- Sturdy and Steady Turtles: The tortogs are humanoid tortoises notable for their ability to Feel No Pain from anything that doesn't punch through their very thick shells — and it takes quite a lot to break their shells. This has resulted in them becoming an entire species of smugglers and traders in the setting's present, as they're the only ones capable of withstanding the agonizing rains of micrometeorites that pelt the world on a nightly basis and forced almost all other species to retreat underground or inside city-sized Giant Mecha.
- Title Drop: The DragonMechs are a Stenian elite mech unit dedicated to slaying lunar dragons.
- Took a Level in Badass: The core rulebook only gives passing mention to orc mechs and undead mechs. The first is a primitive design and not very good in battle, while little info is given about the latter. Then in Mech Manual it's revealed that the orcs are now capable of building their own series of mechs, and some are extremely dangerous. It also states that while undead mechs are uncommon, they aren't as rare as they used to be. And there is even a Necropolis, an undead city mech.
- Transhuman: The entire point of the steamborg class, who replace their meat parts with steam-powered machinery. The Assimilated prestige class achieves a variant by permanently installing themselves into their mechs.
- Weird Moon: Populated by strange monsters and eldritch abominations, and oh yeah it's falling, did we mention that?
- When Trees Attack: Forestrati are treants driven insane by the ongoing apocalypse, which randomly attack anything that moves.
- Your Days Are Numbered: Tannanliel, the elven City Mech, is powered by the lifeforce of its maker and pilot, Tannan. This is extremely draining for him, and costs him about a year of life for every week of piloting.
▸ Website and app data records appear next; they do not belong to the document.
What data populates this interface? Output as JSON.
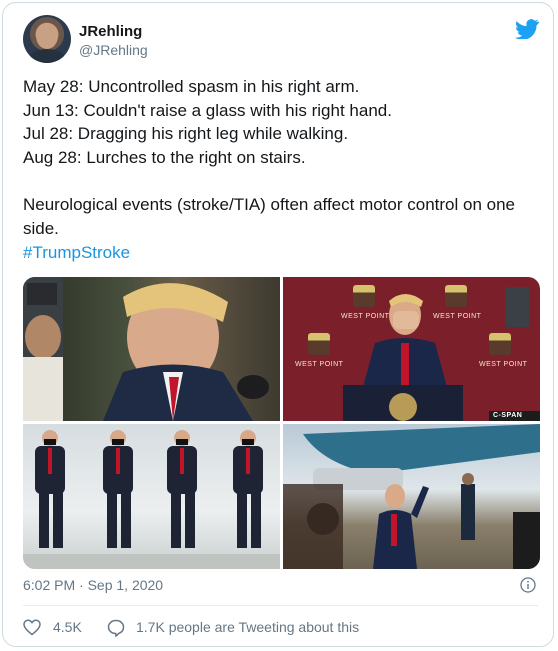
{
  "user": {
    "display_name": "JRehling",
    "handle": "@JRehling"
  },
  "tweet": {
    "text": "May 28: Uncontrolled spasm in his right arm.\nJun 13: Couldn't raise a glass with his right hand.\nJul 28: Dragging his right leg while walking.\nAug 28: Lurches to the right on stairs.\n\nNeurological events (stroke/TIA) often affect motor control on one side.",
    "hashtag": "#TrumpStroke",
    "timestamp": "6:02 PM · Sep 1, 2020"
  },
  "media": {
    "photo2_labels": [
      "WEST POINT",
      "WEST POINT",
      "WEST POINT",
      "WEST POINT",
      "C-SPAN"
    ]
  },
  "engagement": {
    "likes": "4.5K",
    "tweeting": "1.7K people are Tweeting about this"
  },
  "colors": {
    "accent": "#1da1f2",
    "link": "#1b95e0",
    "muted": "#657786"
  },
  "icons": {
    "brand": "twitter-bird-icon",
    "info": "info-icon",
    "like": "heart-icon",
    "reply": "speech-bubble-icon"
  }
}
Elves are very long-lived in the DragonMech world, but they're still mortal, and Tannan's days — and, consequently, Tannanliel's — are fading quickly.